A state within the AGA that indicates that the content type is in the early days of planning, design or establishment. The purpose of its inclusion is to provide visibility of future planning and to assist in the sequencing and alignment of proposed initiatives to future initiatives. For example, the DTA may publish emerging designs following the announcement of initiatives through the Federal Budget.
A state within the AGA that indicates that the content is contemporary, mature and within its lifecycle for applicability to any new planning or proposed initiatives. This categorisation represents mature and established areas of the AGA that provide a level of certainty in their adoption or application.
A state within the AGA that indicates that the content is no longer likely to receive improvement or is planned for future retirement within a timeframe that would materially impact immediate planning inputs. This categorisation represents maturity in an area that is likely to see succession by more updated and contemporary approaches.
A state in the AGA that indicates that the content type is in a decommissioning lifecycle, either due to the end of its planned lifecycle or to more contemporary alternatives becoming available. This content is included for holistic visibility to ensure lessons learned are leveraged to inform future decisions until such a time that their inclusion is no longer warranted.
All unendorsed content types (Domain, Capability, Policy, Standard, Design) are designated in the AGA with a suffix of (position) and must exist in one state (drafting or consulting) to provide clarity on the lifecycle and maturity of that content.

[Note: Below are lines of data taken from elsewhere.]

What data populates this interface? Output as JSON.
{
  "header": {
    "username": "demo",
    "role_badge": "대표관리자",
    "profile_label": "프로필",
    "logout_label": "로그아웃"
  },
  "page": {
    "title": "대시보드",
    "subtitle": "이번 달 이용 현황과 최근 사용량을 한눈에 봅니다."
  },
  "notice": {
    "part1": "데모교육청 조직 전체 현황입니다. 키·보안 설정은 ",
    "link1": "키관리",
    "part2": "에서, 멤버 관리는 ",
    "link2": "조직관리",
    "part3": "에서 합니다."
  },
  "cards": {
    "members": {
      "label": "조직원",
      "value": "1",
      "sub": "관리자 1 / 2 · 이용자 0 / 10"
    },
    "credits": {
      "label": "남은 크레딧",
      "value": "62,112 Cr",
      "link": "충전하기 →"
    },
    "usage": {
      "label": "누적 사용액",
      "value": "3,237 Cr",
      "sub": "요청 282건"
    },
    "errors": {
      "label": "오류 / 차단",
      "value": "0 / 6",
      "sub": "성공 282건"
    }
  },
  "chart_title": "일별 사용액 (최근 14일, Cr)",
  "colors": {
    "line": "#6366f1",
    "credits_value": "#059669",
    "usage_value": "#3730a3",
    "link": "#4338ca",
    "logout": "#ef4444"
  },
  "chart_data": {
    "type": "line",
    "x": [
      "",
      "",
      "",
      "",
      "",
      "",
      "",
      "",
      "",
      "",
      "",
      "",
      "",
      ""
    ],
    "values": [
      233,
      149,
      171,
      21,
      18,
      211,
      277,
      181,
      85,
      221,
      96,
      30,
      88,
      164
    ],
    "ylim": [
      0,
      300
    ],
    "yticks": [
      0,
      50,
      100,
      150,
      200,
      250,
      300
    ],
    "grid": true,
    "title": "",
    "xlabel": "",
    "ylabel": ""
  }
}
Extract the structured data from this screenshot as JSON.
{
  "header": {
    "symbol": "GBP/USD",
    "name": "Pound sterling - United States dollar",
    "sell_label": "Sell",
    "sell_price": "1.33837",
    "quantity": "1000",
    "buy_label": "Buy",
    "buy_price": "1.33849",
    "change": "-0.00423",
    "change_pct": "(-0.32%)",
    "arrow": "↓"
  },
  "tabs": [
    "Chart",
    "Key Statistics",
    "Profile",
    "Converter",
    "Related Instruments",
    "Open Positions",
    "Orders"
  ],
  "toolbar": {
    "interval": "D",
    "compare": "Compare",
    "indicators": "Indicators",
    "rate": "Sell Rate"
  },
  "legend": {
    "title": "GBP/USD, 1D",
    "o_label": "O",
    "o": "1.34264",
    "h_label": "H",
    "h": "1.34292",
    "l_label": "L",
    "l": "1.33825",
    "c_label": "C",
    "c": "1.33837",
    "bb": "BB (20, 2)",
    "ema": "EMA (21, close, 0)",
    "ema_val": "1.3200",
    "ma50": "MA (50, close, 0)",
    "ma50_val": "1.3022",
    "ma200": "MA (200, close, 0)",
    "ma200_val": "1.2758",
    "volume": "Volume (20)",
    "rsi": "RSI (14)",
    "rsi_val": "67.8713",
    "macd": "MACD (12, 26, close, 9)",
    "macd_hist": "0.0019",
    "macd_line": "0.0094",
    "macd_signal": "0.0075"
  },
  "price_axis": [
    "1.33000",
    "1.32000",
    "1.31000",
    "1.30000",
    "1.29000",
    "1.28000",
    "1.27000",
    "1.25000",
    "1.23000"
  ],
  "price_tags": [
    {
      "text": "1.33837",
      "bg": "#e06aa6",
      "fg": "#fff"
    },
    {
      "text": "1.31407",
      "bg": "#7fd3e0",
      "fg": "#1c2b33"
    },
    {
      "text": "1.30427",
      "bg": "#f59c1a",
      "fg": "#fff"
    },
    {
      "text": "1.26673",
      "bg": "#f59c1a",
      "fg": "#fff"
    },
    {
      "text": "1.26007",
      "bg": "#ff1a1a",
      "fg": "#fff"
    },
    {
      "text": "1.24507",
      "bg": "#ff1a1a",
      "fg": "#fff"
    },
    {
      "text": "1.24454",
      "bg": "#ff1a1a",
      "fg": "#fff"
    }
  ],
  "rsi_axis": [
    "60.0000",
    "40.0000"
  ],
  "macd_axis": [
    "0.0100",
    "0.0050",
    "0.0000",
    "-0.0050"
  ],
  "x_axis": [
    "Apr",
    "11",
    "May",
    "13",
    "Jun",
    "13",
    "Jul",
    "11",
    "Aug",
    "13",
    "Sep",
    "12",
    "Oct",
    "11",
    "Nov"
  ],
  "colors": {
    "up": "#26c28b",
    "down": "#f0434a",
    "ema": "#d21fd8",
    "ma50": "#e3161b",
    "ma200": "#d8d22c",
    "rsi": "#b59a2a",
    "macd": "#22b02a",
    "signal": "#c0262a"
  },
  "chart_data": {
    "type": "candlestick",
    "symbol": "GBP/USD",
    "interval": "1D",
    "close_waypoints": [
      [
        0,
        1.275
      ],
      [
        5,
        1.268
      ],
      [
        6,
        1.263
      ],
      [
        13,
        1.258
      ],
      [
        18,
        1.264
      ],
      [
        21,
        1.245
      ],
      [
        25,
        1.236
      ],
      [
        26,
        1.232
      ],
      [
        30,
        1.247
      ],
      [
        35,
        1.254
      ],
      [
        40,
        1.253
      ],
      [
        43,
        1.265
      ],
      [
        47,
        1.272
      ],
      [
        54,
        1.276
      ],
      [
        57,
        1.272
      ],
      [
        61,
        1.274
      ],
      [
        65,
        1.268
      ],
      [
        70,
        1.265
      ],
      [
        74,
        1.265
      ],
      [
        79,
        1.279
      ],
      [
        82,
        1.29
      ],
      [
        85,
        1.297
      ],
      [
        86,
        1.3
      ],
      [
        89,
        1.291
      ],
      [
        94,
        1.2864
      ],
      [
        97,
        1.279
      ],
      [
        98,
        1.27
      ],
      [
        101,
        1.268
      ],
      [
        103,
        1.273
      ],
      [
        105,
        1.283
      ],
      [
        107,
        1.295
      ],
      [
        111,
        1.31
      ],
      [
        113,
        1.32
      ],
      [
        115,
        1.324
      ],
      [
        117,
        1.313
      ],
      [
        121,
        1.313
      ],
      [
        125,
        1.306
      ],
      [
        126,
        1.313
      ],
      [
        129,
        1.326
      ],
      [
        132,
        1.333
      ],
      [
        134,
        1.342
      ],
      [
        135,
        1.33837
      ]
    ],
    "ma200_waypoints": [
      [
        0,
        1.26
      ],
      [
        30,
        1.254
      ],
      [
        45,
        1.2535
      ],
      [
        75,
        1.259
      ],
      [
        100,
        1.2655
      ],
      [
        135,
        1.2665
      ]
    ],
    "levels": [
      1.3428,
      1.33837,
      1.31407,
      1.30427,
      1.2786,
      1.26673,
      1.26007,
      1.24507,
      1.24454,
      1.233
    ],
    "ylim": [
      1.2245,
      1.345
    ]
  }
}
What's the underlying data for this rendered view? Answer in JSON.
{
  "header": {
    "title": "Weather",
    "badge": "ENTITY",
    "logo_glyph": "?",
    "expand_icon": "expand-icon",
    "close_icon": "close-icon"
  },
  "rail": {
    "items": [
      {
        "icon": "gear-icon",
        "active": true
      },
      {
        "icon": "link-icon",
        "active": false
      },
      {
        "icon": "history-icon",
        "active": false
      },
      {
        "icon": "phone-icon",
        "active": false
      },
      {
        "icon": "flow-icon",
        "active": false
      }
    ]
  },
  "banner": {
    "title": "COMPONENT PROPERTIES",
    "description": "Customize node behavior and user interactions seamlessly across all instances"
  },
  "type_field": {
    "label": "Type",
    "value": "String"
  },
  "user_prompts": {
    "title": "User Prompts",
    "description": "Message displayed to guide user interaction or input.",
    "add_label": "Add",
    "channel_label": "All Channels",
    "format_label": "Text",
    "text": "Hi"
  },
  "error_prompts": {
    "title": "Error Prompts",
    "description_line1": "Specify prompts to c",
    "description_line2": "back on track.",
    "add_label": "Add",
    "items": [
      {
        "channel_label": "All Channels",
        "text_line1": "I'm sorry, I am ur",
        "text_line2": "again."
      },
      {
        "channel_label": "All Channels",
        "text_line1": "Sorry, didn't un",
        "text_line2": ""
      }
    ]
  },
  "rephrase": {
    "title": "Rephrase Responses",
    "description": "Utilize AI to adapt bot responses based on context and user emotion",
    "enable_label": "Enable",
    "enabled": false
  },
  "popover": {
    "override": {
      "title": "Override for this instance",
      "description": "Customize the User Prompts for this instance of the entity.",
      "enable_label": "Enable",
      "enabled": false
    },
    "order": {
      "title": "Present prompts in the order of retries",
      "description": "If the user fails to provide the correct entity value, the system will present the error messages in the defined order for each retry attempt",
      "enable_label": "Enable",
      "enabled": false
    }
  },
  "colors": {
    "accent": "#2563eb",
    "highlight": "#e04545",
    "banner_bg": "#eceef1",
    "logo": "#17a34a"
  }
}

Unendorsed content refers to an indicative opinion of direction that constitutes best practice advice. Unendorsed content can be informed by the views of the DTA, the Secretaries’ Digital and Data Committee (SDDC), the Secretaries Board or other entities with authority commensurate to the content proposed. Stakeholders can use this content to understand the DTA’s view on specific areas of the AGA and their respective place within the whole-of-government digital ecosystem. Unendorsed content provides indicative directions but do not constitute government policy. This acts as a transparent indication of how the DTA may inform advice to government on the suitability of digital investments.
A state within the AGA that indicates that the content has been released for early visibility and signalling of direction or intent, which will be subject to further consultation or processes for approval. This state signals future work and intent.
A state within the AGA that indicates the DTA is undergoing consultation prior to seeking authority to include a content type as an endorsed item in the AGA. The level of authority for which a decision on elements of the AGA becomes endorsed is determined on the impact of the content proposed, and the feedback received during consultation.
What about areas of the architecture that haven't been developed yet?
The AGA will continually be expanded, updated and developed to remain contemporary and address the key challenges faced by agencies. With this in mind, there may be some areas of the AGA that have not been developed where a stakeholder, either public or private, may be able to contribute. In this circumstance, DTA welcomes any input from industry or APS leaders on where new standards or designs may be able to be captured in the AGA.
Further, to ensure that innovation is supported through the application of the AGA, where a new approach to delivering a capability may be available, the DTA has developed an exemption process to capture new ideas and test existing standards.
This also applies where agencies have a strong case for diverging from the AGA, whereby they can work with the DTA to capture an alternate approach as an additional standard that meets a policy intent.
Stakeholders can engage with the DTA to provide new content by emailing email@example.com.